IVAN E. COYOTE is a natural-born storyteller. When Coyote walks onto a stage and begins to speak, the audience stops opening hard candies and checking the time. They sit still and they listen. There is a rhythm and a presence in Coyote’s storytelling that carries over into the books that go along with it. As each story takes shape, the reader is carried from one event to the next as easily as if Coyote is making mere small talk âe” that is, until the larger picture emerges.
The Yukon-raised Coyote has three books and a CD of storytelling on the shelves already, each a pleasure to pick up and difficult to put it down. That was a great thing when Coyote was producing short stories. Now Coyote has written a novel, and Bow Grip has the same momentum as previous works, which means readers are liable to be kept up to all hours reading. It is going to make for some bleary mornings.
This novel marks a bit of a departure for Coyote. The autobiographical tales of life in the Yukon are gone. Nonetheless, it presents a world that will be familiar to Coyote fans âe” a small town just the way the author seems to like it best. That is, seen from the cab of a truck while jawing with a pretty friend on the curb, trying to make eye contact over the head of the dog in the passenger seat.
Bow Grip is set in Lethbridge, Alberta. It introduces a cast of characters who would probably wear the term redneck proudly, and Coyote paints them with great affection. These are caring people who respect differences whether they like ’em or not, and they show it by leaving well enough alone. At least, Joey does. He’s a mechanic still smarting from a triple downer: his own infertility, the subsequent divorce, and the further subsequent departure of his wife to Calgary with another woman. At the friendly nagging of his mother and his friends, he’s looking for a way to get over the hump when a stranger gives him a cello as a trade for a car. By the end of the narrative, Joey has met characters of all stripes Albertan, and made the happy discovery that there are myriad ways to be part of a family.
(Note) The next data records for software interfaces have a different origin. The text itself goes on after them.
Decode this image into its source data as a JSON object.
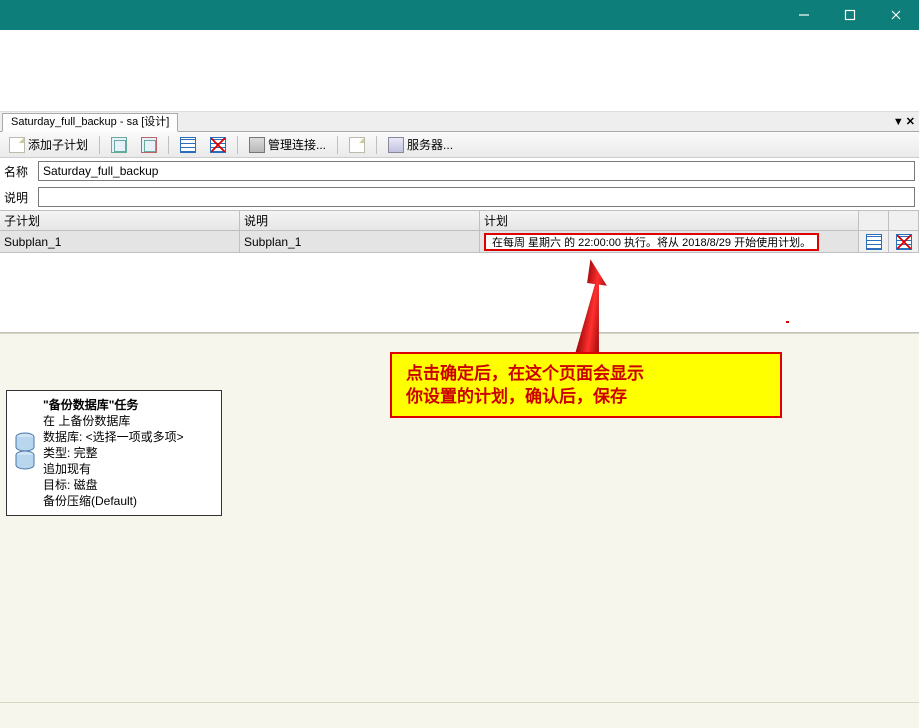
{
  "titlebar": {},
  "subtab": {
    "title": "Saturday_full_backup - sa [设计]"
  },
  "toolbar": {
    "add_subplan": "添加子计划",
    "manage_conn": "管理连接...",
    "servers": "服务器..."
  },
  "form": {
    "name_label": "名称",
    "name_value": "Saturday_full_backup",
    "desc_label": "说明",
    "desc_value": ""
  },
  "grid": {
    "headers": {
      "subplan": "子计划",
      "desc": "说明",
      "schedule": "计划"
    },
    "rows": [
      {
        "name": "Subplan_1",
        "desc": "Subplan_1",
        "schedule": "在每周 星期六 的 22:00:00 执行。将从 2018/8/29 开始使用计划。"
      }
    ]
  },
  "task": {
    "title": "\"备份数据库\"任务",
    "l1": "在 上备份数据库",
    "l2": "数据库: <选择一项或多项>",
    "l3": "类型: 完整",
    "l4": "追加现有",
    "l5": "目标: 磁盘",
    "l6": "备份压缩(Default)"
  },
  "annotation": {
    "line1": "点击确定后，在这个页面会显示",
    "line2": "你设置的计划，确认后，保存"
  }
}
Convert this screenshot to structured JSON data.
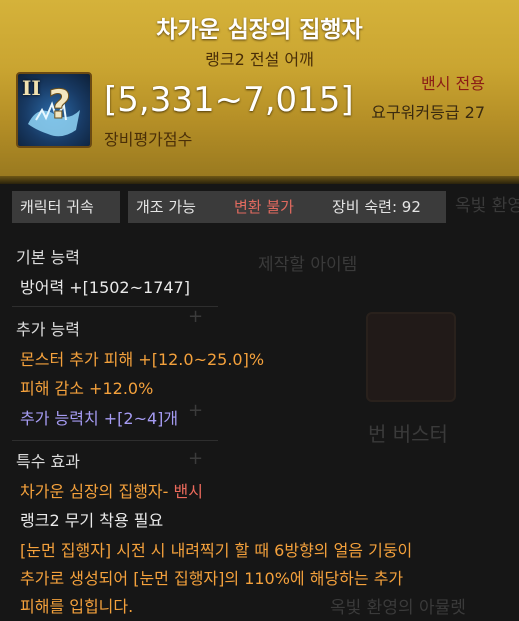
{
  "item": {
    "name": "차가운 심장의 집행자",
    "subtitle": "랭크2 전설 어깨",
    "rank_mark": "II",
    "score_range": "[5,331~7,015]",
    "score_label": "장비평가점수",
    "class_restriction": "밴시 전용",
    "required_level": "요구워커등급 27"
  },
  "tags": [
    "캐릭터 귀속",
    "개조 가능",
    "변환 불가",
    "장비 숙련: 92"
  ],
  "sections": {
    "basic_title": "기본 능력",
    "basic_line": "방어력  +[1502~1747]",
    "extra_title": "추가 능력",
    "extra_line1": "몬스터 추가 피해  +[12.0~25.0]%",
    "extra_line2": "피해 감소  +12.0%",
    "extra_line3": "추가 능력치 +[2~4]개",
    "special_title": "특수 효과",
    "special_name": "차가운 심장의 집행자-",
    "special_class": " 밴시",
    "special_req": "랭크2 무기 착용 필요",
    "special_desc1": "[눈먼 집행자] 시전 시 내려찍기 할 때 6방향의 얼음 기둥이",
    "special_desc2": "추가로 생성되어 [눈먼 집행자]의 110%에 해당하는 추가",
    "special_desc3": "피해를 입힙니다."
  },
  "background": {
    "crafting_label": "제작할 아이템",
    "item_name": "번 버스터",
    "other_item": "옥빛 환영의 아뮬렛",
    "side_text": "옥빛 환영"
  },
  "colors": {
    "header_gold": "#caa531",
    "class_red": "#8b1d16",
    "effect_orange": "#f4a13c",
    "stat_violet": "#a59bf2"
  }
}
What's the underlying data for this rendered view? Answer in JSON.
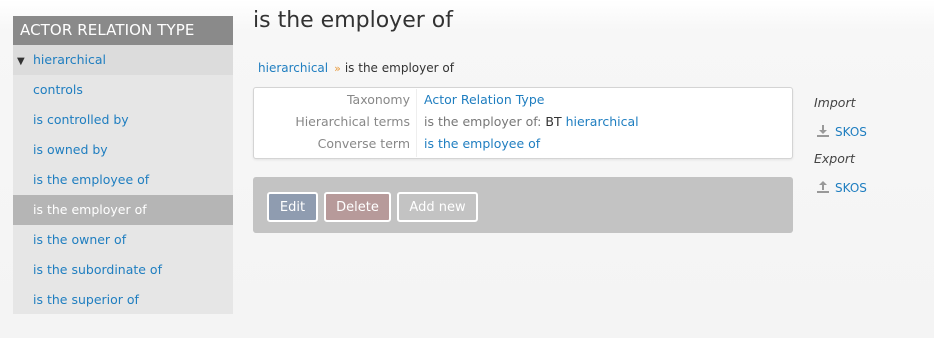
{
  "sidebar": {
    "header": "ACTOR RELATION TYPE",
    "parent": "hierarchical",
    "items": [
      "controls",
      "is controlled by",
      "is owned by",
      "is the employee of",
      "is the employer of",
      "is the owner of",
      "is the subordinate of",
      "is the superior of"
    ]
  },
  "main": {
    "title": "is the employer of",
    "breadcrumb": {
      "parent": "hierarchical",
      "separator": "»",
      "current": "is the employer of"
    },
    "info": {
      "taxonomy_label": "Taxonomy",
      "taxonomy_value": "Actor Relation Type",
      "hierarchical_label": "Hierarchical terms",
      "hierarchical_prefix": "is the employer of:",
      "hierarchical_bt": "BT",
      "hierarchical_value": "hierarchical",
      "converse_label": "Converse term",
      "converse_value": "is the employee of"
    },
    "buttons": {
      "edit": "Edit",
      "delete": "Delete",
      "add_new": "Add new"
    }
  },
  "actions": {
    "import_heading": "Import",
    "import_link": "SKOS",
    "import_icon": "download-icon",
    "export_heading": "Export",
    "export_link": "SKOS",
    "export_icon": "upload-icon"
  },
  "colors": {
    "link": "#1f7ec0",
    "sidebar_header": "#8a8a8a",
    "active_item": "#b5b5b5",
    "edit_button": "#8f9cb0",
    "delete_button": "#b79a9a"
  }
}
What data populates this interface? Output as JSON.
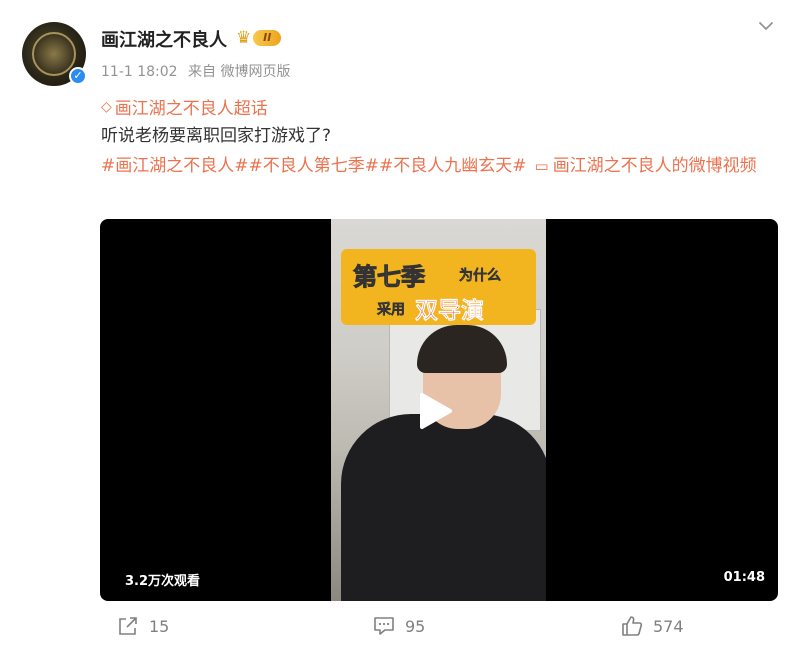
{
  "post": {
    "username": "画江湖之不良人",
    "level": "II",
    "timestamp": "11-1 18:02",
    "source": "来自 微博网页版",
    "supertopic": "画江湖之不良人超话",
    "text": "听说老杨要离职回家打游戏了?",
    "tags": [
      "#画江湖之不良人#",
      "#不良人第七季#",
      "#不良人九幽玄天#"
    ],
    "video_link": "画江湖之不良人的微博视频"
  },
  "video": {
    "banner_line1": "第七季",
    "banner_line1_small": "为什么",
    "banner_line2_small": "采用",
    "banner_line2": "双导演",
    "views": "3.2万次观看",
    "duration": "01:48"
  },
  "actions": {
    "shares": "15",
    "comments": "95",
    "likes": "574"
  },
  "colors": {
    "accent": "#eb7350",
    "verified": "#2d8cf0",
    "muted": "#939393"
  },
  "icons": {
    "verified": "✓",
    "supertopic": "◇",
    "video_link": "▭"
  }
}
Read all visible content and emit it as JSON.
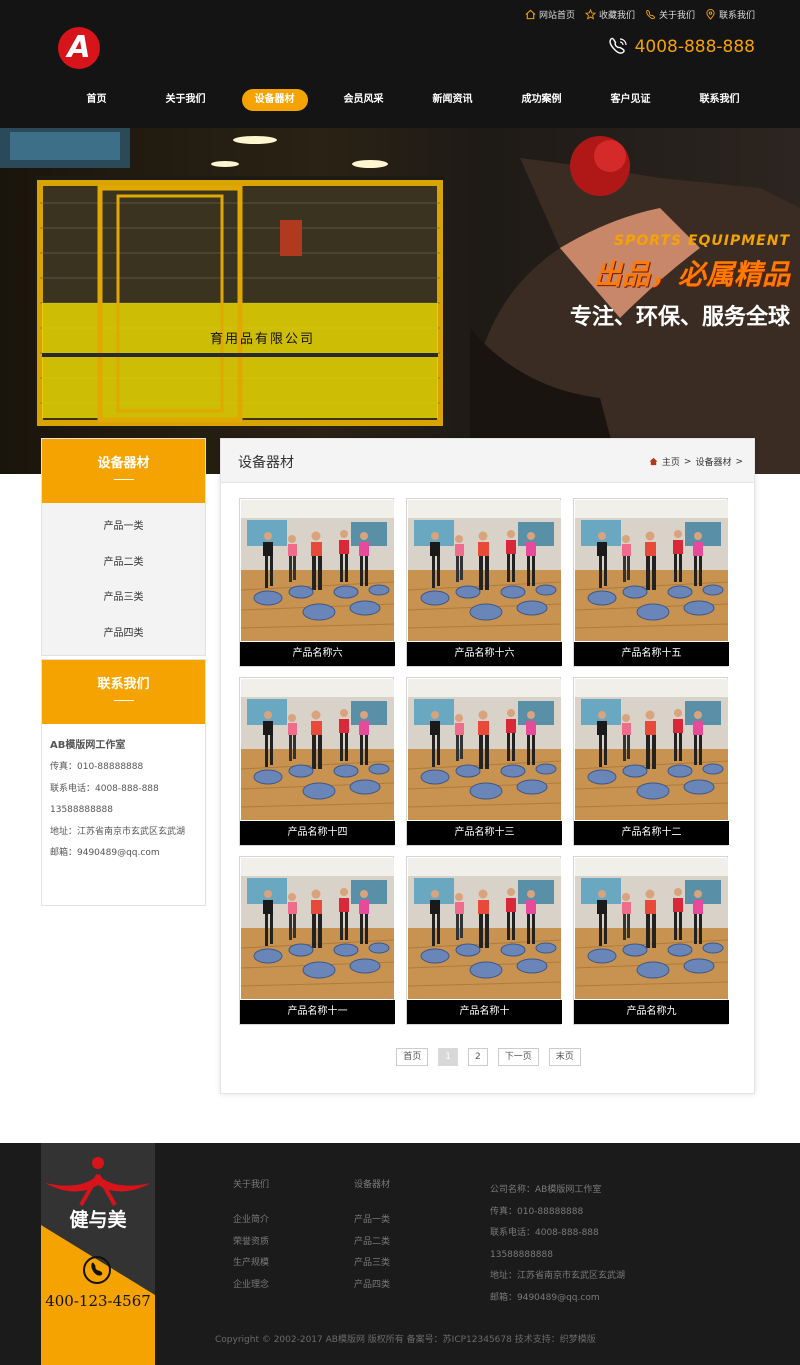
{
  "header": {
    "logo_text": "A",
    "top_links": [
      {
        "label": "网站首页",
        "icon": "home-icon"
      },
      {
        "label": "收藏我们",
        "icon": "star-icon"
      },
      {
        "label": "关于我们",
        "icon": "phone-icon"
      },
      {
        "label": "联系我们",
        "icon": "location-icon"
      }
    ],
    "hotline": "4008-888-888",
    "accent": "#f5a300"
  },
  "nav": {
    "items": [
      "首页",
      "关于我们",
      "设备器材",
      "会员风采",
      "新闻资讯",
      "成功案例",
      "客户见证",
      "联系我们"
    ],
    "active_index": 2
  },
  "banner": {
    "sign": "育用品有限公司",
    "english": "SPORTS EQUIPMENT",
    "title": "出品，必属精品",
    "subtitle": "专注、环保、服务全球"
  },
  "sidebar": {
    "category_title": "设备器材",
    "categories": [
      "产品一类",
      "产品二类",
      "产品三类",
      "产品四类"
    ],
    "contact_title": "联系我们",
    "contact": {
      "name": "AB模版网工作室",
      "fax": "传真：010-88888888",
      "phone": "联系电话：4008-888-888",
      "mobile": "13588888888",
      "address": "地址：江苏省南京市玄武区玄武湖",
      "email": "邮箱：9490489@qq.com"
    }
  },
  "main": {
    "title": "设备器材",
    "breadcrumb": {
      "home": "主页",
      "sep": ">",
      "current": "设备器材",
      "trail": ">"
    },
    "products": [
      "产品名称六",
      "产品名称十六",
      "产品名称十五",
      "产品名称十四",
      "产品名称十三",
      "产品名称十二",
      "产品名称十一",
      "产品名称十",
      "产品名称九"
    ],
    "pager": {
      "first": "首页",
      "pages": [
        "1",
        "2"
      ],
      "current": "1",
      "next": "下一页",
      "last": "末页"
    }
  },
  "footer": {
    "brand": "健与美",
    "tel": "400-123-4567",
    "col1": {
      "title": "关于我们",
      "links": [
        "企业简介",
        "荣誉资质",
        "生产规模",
        "企业理念"
      ]
    },
    "col2": {
      "title": "设备器材",
      "links": [
        "产品一类",
        "产品二类",
        "产品三类",
        "产品四类"
      ]
    },
    "info": {
      "company": "公司名称：AB模版网工作室",
      "fax": "传真：010-88888888",
      "phone": "联系电话：4008-888-888",
      "mobile": "13588888888",
      "address": "地址：江苏省南京市玄武区玄武湖",
      "email": "邮箱：9490489@qq.com"
    },
    "copyright": "Copyright © 2002-2017 AB模版网 版权所有 备案号：苏ICP12345678 技术支持：织梦模版"
  }
}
Bow Grip is dedicated to the men in Coyote’s family, and read in the right frame of mind, it could act as an instruction manual on being a good man. Joey witnesses many less-than-acceptable behaviours from his fellow men, but partakes in none. Instead he takes on responsibility for others even when it is not required. He’s helpful when it’s needed. He is gentle, and he is generous in challenging situations, such as during a hustler’s come-on in a Calgary park.
“Cold night,” I said.
“Cold, but dry. You can stay warm if you stay dry.”
I nodded, since this was true.
“You looking for a little action then?”
“Beg your pardon?”
“Looking to hook up?âe
Joey doesn’t even understand what the guy is talking about initially, but when he does, he doesn’t get exercised over it. He politely declines and moves on.
Joey fares well in unlikely situations, and although the stylized small-town language (where a lot of sentences seem to have words missing) feels a little cumbersome at some points in the novel, this book presents a compelling, positive image of just what manhood can be. Most of all, in challenging times. “The only opinion you should be concerned with is your own.” Coyote is dreaming a man’s world that seems more inclusive than the workaday patriarchy looks from the outside. And there is nothing wrong with that. To each their own. Or, in this case, to each his own.âe”Meagan Perry